Interface dataset entries:
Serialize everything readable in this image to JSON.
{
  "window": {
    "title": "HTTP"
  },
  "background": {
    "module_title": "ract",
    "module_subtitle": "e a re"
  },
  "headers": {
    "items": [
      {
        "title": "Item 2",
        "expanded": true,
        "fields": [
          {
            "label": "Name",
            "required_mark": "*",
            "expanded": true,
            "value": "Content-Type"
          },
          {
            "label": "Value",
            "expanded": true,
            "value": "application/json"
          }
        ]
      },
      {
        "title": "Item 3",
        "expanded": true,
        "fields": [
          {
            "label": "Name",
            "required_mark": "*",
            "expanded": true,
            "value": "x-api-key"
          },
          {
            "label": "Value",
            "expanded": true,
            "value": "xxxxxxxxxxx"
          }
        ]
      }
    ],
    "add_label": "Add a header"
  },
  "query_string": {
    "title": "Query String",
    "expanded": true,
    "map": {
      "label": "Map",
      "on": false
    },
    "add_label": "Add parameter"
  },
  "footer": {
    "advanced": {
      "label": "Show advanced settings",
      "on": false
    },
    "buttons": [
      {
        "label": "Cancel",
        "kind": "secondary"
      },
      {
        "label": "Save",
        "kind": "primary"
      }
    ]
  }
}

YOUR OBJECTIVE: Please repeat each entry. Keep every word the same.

RESPONSE TO THE TASK:
Serialize everything readable in this image to JSON.
{
  "window": {
    "title": "HTTP"
  },
  "background": {
    "module_title": "ract",
    "module_subtitle": "e a re"
  },
  "headers": {
    "items": [
      {
        "title": "Item 2",
        "expanded": true,
        "fields": [
          {
            "label": "Name",
            "required_mark": "*",
            "expanded": true,
            "value": "Content-Type"
          },
          {
            "label": "Value",
            "expanded": true,
            "value": "application/json"
          }
        ]
      },
      {
        "title": "Item 3",
        "expanded": true,
        "fields": [
          {
            "label": "Name",
            "required_mark": "*",
            "expanded": true,
            "value": "x-api-key"
          },
          {
            "label": "Value",
            "expanded": true,
            "value": "xxxxxxxxxxx"
          }
        ]
      }
    ],
    "add_label": "Add a header"
  },
  "query_string": {
    "title": "Query String",
    "expanded": true,
    "map": {
      "label": "Map",
      "on": false
    },
    "add_label": "Add parameter"
  },
  "footer": {
    "advanced": {
      "label": "Show advanced settings",
      "on": false
    },
    "buttons": [
      {
        "label": "Cancel",
        "kind": "secondary"
      },
      {
        "label": "Save",
        "kind": "primary"
      }
    ]
  }
}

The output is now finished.